Yes, president of Nicaragua. His conquest of the nation made him arguably the most famous American alive in the 1850s, regularly on the cover of the New York Times and every other paper that could get an update on him, and the honoree of parades in every major city he visited during his interregnum.
Unfortunately, his position in Nicaragua put him at odds with Cornelius Vanderbilt, who at the time wanted to build a canal across the country for the same purpose as the later Panama Canal. Yes, that Cornelius Vanderbilt, the one for whom Nashville’s largest college is named. Vanderbilt rallied the royalist opposition to Walker and ultimately had him ousted from office. Walker’s reputation ever since has been as an “imperialist,” but the fact is that he was quite popular in Nicaragua as a democracy-minded president, instituting land reform and universal suffrage and setting up a school system. Imagine how the history of Central America might have been different had Walker succeeded in establishing an American-style democracy in Nicaragua? We’ll never know thanks to Cornelius Vanderbilt. Walker was assassinated on a beach in Honduras by royalist forces as he tried to make his way back to Nicaragua. He is buried there. The concurrent outbreak of the Civil War overshadowed his legacy.
Now think about these four Nashvillians – Jackson, Bell, Houston, and Walker, just four men who were super-achievers in Nashville’s first half century. Think of all they overcame and all they accomplished. And think about what we Nashvillians are doing with our own lives today. Can you see any one of these fellows wearing a face diaper? Seeking a safe space? Questioning their “gender?” Living on a government check? Waiting for a WeGo bus to get where they were going???
Great Nashvillians have never been weak-kneed and they’ve never been posers. They were pioneers. They were non-conformists. They were not the type to pick an avatar and load it with what they wished to be. They ventured; gain followed. They were real people who had warts and shortcomings but who went out and made things happen, sometimes winning, sometimes losing, but never, short of death, too lost to pick themselves up and keep on going. You can bet that using their elbows to reach the top of the heap, to many they were just a pain in the ashcan. Most likely, being from Nashville, they were usually a polite pain in the ashcan, but a pain to their detractors nevertheless because they were all as tough as hickory wood.

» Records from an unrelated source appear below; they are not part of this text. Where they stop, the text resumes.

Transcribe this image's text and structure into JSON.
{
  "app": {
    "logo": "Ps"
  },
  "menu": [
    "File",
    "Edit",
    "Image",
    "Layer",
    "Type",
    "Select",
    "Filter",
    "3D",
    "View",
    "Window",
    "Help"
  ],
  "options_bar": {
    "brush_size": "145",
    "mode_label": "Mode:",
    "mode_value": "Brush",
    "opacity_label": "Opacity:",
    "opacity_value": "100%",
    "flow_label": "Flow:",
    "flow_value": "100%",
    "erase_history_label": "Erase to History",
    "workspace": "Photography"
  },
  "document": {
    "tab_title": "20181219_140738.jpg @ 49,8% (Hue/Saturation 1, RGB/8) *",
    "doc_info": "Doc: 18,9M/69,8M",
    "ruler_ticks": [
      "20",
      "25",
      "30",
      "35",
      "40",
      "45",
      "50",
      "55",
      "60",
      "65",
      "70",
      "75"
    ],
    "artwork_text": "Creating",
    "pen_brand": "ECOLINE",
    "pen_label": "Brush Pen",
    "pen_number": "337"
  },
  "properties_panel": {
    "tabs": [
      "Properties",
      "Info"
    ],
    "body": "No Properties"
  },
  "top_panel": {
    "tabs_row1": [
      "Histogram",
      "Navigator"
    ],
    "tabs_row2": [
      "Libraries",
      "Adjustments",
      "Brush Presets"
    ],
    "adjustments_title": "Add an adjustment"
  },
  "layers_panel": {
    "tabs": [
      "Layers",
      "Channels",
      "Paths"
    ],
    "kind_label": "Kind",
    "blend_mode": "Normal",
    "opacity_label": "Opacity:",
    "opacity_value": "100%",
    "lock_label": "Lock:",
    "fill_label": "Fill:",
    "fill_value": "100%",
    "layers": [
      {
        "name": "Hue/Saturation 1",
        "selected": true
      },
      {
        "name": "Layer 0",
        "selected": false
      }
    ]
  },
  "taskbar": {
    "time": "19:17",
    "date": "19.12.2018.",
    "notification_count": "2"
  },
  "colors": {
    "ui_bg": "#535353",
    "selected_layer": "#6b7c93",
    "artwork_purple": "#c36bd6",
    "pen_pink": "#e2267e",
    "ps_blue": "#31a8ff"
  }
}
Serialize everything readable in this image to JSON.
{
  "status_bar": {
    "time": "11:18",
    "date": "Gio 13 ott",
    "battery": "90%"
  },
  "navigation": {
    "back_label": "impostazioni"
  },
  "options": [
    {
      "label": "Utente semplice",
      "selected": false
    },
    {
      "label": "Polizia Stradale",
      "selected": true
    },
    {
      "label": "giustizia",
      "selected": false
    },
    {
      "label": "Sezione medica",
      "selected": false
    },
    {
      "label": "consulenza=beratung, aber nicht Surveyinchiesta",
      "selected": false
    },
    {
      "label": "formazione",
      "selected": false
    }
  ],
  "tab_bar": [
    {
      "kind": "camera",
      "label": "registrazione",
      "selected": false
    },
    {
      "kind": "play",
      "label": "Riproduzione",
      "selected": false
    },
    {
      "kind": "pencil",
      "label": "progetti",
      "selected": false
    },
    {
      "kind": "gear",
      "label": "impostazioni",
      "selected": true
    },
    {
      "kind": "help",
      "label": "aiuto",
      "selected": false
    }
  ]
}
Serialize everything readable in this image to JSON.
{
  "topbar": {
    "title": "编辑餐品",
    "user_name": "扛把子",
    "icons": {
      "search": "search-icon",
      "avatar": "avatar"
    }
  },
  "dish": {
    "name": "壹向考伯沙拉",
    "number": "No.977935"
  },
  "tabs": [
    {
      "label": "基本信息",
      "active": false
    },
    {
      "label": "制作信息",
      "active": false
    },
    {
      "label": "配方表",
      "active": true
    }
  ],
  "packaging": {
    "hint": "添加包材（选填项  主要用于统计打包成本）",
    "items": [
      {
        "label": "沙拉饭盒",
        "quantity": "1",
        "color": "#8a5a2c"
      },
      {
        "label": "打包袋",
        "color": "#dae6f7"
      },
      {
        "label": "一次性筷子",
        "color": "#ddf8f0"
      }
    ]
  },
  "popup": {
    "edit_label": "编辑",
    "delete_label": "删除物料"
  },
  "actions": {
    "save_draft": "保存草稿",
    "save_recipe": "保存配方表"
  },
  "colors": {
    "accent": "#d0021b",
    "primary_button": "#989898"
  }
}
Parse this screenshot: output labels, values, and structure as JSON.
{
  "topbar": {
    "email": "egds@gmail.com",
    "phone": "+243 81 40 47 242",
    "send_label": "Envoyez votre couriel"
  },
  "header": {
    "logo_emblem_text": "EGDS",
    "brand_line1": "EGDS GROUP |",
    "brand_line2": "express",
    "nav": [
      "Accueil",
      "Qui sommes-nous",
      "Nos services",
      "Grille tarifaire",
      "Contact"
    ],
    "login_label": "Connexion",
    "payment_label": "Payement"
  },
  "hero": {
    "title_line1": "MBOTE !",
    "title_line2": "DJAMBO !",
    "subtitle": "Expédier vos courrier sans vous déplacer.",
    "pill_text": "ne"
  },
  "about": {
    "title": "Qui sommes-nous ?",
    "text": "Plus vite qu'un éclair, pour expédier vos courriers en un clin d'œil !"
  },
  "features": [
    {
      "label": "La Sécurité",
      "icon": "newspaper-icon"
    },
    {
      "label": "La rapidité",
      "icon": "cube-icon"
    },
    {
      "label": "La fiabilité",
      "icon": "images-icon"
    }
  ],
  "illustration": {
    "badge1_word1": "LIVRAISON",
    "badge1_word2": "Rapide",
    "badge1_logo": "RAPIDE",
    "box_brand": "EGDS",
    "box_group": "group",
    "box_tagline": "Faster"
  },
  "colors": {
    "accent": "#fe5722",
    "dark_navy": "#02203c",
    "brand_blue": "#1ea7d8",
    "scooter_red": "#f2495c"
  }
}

The essential question for Nashvillians today is, will we belie the hickory wood of our roots for the balsa wood of the post-Covid, twenty–first century American doldrums?